Timothy Maina knows what it is like to get a second chance at sight. And he, along with others in Africa’s medical community, want to make sure that other Africans get the same opportunity when they need it.
In 2011 and again in 2015 Maina received cornea transplants from people who died. In both cases, the donors left behind agreements that their eyes were to be used for transplant surgery following their deaths.
“It is really painful because these people had families and unfortunately, they passed on,” Maina says. Because two different people gave me eyes. For the right eye it was one and for the left a different person.”
Maina has enjoyed four years of good vision but success stories like his are, unfortunately, the exception, not the rule, in Africa. Corneal transplant surgery relies on having a steady supply of healthy eyes from which corneas can be retrieved.
Christopher Mwangala, a cornea retrieval specialist, says his work isn’t easy.
“Eye harvesting can only be done within six hours of death. After six hours, all the tissues required for transplant are clinically dead.”
Mr. Mwangala says he carries operations equipment to the place where the dead body has been kept. Once an eye has been retrieved, it has to be used within two weeks. Corneas/eyes can only be preserved for a maximum of 14 days.
“We retrieve the whole eye and do a research on it like blood screening to see whether it is fit for surgery,” Mwangala says.
The screening is done to determine cell count and presence or absence of certain diseases.
Ensuring corneas are kept healthy and ready for transplants aren’t the only problems associated with eye harvesting. Mwanagala and Maina both say these types of procedures are still taboo for many Africans and that it isn’t uncommon to find a donor that pledged to gift their eyes to someone upon their demise only to have the relatives object to the idea.
Mwangala says many people are hindered by deeply-rooted superstitions and beliefs. He adds that some go as far as claiming that their deceased kin might not be able to see during the “end times” when everybody will rise from their graves should they be buried without their eyes.
“Sometimes you might be called for retrieval but then you find when you arrive there, relatives decide otherwise, so you cannot retrieve the cornea unless they consent,” says Mwangala.
Others view eye retrieval as a bloody affair, despite the fact that the donor is dead and some even perceive it as a ritualistic exercise and a disturbance to the dead.
”Maina said that he remembers after eye transplant, his barber asked him whether he was given eyes from a goat. Others wondered whether he was involved in witchcraft after he revealed to them that he received corneas from people who had died.

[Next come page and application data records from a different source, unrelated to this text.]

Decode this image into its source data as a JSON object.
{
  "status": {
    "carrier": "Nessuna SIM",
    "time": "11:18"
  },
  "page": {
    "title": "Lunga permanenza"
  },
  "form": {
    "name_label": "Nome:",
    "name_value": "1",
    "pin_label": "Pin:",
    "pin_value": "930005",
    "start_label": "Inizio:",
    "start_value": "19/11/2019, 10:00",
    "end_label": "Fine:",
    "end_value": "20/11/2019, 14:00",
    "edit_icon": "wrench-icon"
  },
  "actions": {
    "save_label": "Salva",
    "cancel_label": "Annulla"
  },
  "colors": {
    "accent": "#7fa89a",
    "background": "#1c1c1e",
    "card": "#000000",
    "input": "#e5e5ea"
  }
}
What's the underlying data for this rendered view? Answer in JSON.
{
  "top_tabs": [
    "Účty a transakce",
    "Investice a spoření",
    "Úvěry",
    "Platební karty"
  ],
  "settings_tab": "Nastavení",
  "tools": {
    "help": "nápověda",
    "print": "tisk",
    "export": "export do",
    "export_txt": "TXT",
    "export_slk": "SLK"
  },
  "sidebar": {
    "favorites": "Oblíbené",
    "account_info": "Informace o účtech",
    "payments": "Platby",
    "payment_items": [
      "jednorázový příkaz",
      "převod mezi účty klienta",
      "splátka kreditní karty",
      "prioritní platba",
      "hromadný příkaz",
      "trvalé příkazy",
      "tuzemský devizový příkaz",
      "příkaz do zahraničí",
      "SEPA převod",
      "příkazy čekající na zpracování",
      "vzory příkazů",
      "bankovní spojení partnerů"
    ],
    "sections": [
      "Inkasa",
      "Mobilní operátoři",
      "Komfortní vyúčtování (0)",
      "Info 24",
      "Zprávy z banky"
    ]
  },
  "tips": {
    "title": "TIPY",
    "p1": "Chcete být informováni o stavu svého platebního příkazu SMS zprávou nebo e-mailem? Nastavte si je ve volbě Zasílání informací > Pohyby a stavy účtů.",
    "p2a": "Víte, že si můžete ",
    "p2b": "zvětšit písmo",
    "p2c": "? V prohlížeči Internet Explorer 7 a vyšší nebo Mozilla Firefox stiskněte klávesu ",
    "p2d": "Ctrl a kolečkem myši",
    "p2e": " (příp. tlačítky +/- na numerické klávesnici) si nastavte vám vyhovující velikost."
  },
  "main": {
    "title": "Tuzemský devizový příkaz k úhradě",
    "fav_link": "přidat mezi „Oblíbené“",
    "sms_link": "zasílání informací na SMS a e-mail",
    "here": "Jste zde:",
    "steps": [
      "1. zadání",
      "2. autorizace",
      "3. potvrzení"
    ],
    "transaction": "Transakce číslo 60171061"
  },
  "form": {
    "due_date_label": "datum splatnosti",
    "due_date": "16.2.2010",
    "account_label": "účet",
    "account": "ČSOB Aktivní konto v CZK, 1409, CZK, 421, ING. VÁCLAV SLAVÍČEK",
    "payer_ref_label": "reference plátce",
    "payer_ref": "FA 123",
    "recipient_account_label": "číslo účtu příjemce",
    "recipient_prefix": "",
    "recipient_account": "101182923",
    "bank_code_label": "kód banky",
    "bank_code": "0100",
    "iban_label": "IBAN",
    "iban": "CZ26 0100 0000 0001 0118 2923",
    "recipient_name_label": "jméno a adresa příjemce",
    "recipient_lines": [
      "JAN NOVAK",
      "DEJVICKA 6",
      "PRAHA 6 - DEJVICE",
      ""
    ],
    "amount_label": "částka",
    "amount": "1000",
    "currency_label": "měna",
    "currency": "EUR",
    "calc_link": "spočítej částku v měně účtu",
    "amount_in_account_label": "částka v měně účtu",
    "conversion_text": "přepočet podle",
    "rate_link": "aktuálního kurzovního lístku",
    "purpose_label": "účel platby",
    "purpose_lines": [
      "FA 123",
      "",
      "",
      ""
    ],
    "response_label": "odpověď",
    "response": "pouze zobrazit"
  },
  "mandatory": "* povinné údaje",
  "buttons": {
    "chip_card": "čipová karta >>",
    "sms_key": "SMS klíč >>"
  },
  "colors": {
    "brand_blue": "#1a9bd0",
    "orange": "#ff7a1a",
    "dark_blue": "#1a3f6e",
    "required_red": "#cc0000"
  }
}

Ophthalmologist, Dr. Albert Masua, tries to handle the concern by placing those who question the procedure in the position of someone who is going blind.
“I usually pose this question to people, will you pledge to donate your cornea when you pass on, and the first quick response would be no. And I will take it the other way round and ask them, would you as a patient want to have a cornea transplant done to you, and the answer will be yes.”
“If you want to receive, why wouldn’t you want also to give because we believe by giving a cornea you are actually changing someone’s life and you live in someone else’s life, so you already left a mark and you are a legend,” Dr. Masua notes.
Changing attitudes about cornea transplants is crucial in reducing blindness and other eye-related issues among Africans.
Mwgangala says Africans are among the leading recipients of cornea transplants globally. Asians are said to be among the leading eye donors. He says the Indian community, in particular, has been donating their deceased relatives’ eyes without fail for a long time.
“Most of them, even without the consent from their dead family members, have always contacted the eye bank requesting to give out the eyes to help people who need them.”
At Lions Hospital, one who pledges to donate their eyes in death fills forms then, later on, the donor is issued with a card to identify the individual as a donor upon death. The card is to be carried by the donor at all times and provides details of the desire to donate.
Eye health and care neglected
Both Mr. Mwangala and Dr. Masua feel that in Africa, eye health and care in Africa is being neglected. They blame the problem on a lack of government investment into training more eye health and care specialists. They also say the large number of people who need eye care is stretching the resources of the few existing facilities and personnel dealing with the challenges.
Currently, there are only three facilities in Africa that perform cornea transplant surgery. Lions Hospital performs an average of 5 cornea transplants every week. However, the number of people needing transplants continues to climb.
He adds that treating eyes is costly and this might be another challenge hindering those seeking help to restore their eyesight. Cornea transplant surgery, for example, costs approximately $2500.
The World Health Organization says up to 80% of blindness is preventable and treatable. Cost-effective interventions are available for the major causes of avoidable blindness. However, millions of people in Africa remain at risk of visual loss due to the lack of eye-care services.
Data estimates from the World Health Organization reveal that 15.3% of the world’s blind population resides in Africa. Meaning approximately 26.3 million people on the continent have a form of visual impairment. Of these, 20.4 million have low vision and 5.9 million are estimated to be blind.